Each scrum team at Crystalloids is cross-functional so that all the competencies that are needed to accomplish the project are present. Our teams are self-organizing, meaning they choose how best to complete the project, rather than being directed by others outside the organization.
Our Scrum teams consist of the following roles:
At Crystalloids, we work with the Scrum methodology which we believe is the best way to deliver working software to our stakeholders. The knowledge and expertise within Crystalloids and the transparency and control as a result of the SCRUM Agile principles contribute massively to the data strategy of our customers such as FD Media Group.
To avoid losing the overview of the bigger, long-term projects involving hundreds of user stories, we added a new element to the Scrum process: the user story map.
The user story map gives insight into the journey that users (or customers) take when they make use of the end product, including the activities and tasks they undertake in this process. The creation of the map is the first step when starting a project and it guides the agile team in the production of their product backlog.

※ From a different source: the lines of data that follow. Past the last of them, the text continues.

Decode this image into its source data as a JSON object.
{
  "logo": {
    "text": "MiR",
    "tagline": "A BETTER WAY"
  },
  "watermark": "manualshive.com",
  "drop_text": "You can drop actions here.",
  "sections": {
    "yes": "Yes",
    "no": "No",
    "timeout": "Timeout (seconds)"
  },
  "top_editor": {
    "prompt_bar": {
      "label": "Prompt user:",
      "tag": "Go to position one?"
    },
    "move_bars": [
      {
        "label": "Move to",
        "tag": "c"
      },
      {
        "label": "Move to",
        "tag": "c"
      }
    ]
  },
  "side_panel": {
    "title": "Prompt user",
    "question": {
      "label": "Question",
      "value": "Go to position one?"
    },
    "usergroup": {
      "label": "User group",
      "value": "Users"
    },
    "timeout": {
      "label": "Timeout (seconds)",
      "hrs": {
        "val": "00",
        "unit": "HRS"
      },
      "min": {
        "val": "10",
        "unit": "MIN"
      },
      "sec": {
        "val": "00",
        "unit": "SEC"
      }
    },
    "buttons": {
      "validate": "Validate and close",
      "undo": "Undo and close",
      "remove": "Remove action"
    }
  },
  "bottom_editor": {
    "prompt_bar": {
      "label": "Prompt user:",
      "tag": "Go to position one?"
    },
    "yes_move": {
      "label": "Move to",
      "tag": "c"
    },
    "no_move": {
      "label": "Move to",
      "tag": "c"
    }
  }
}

The idea behind the story map is that you create it as a team, not just the product owner in charge. As a result, the whole team will be on the same page from the beginning of development until the ongoing delivery of new releases.
The map arranges user activities along the horizontal axis in the right sequence of time. Down the vertical axis, it represents the order of the value of the stories.
At the top of the map you find the backbone of the user story map; the activities a user will accomplish while using the product. The different user activities are the epics of the map.
Unlike traditional backlog, the user story map has a vertical and a horizontal axis that displays the course of time. A user story map gives the entire context of a system in view, which helps with prioritization. While the flat backlog only displays the features, the story map explains the customer’s journey or what there is to be achieved. In reality, most scrum team members use the story map and the backlog together.
A user story map is a collaborative practice that guides an agile team in the creation of their product backlog. The story map captures the journey a customer takes with the product including activities and tasks they undertake. Creating the story map as a team ensures team members are on the same page from the start of development through to the ongoing delivery of new releases.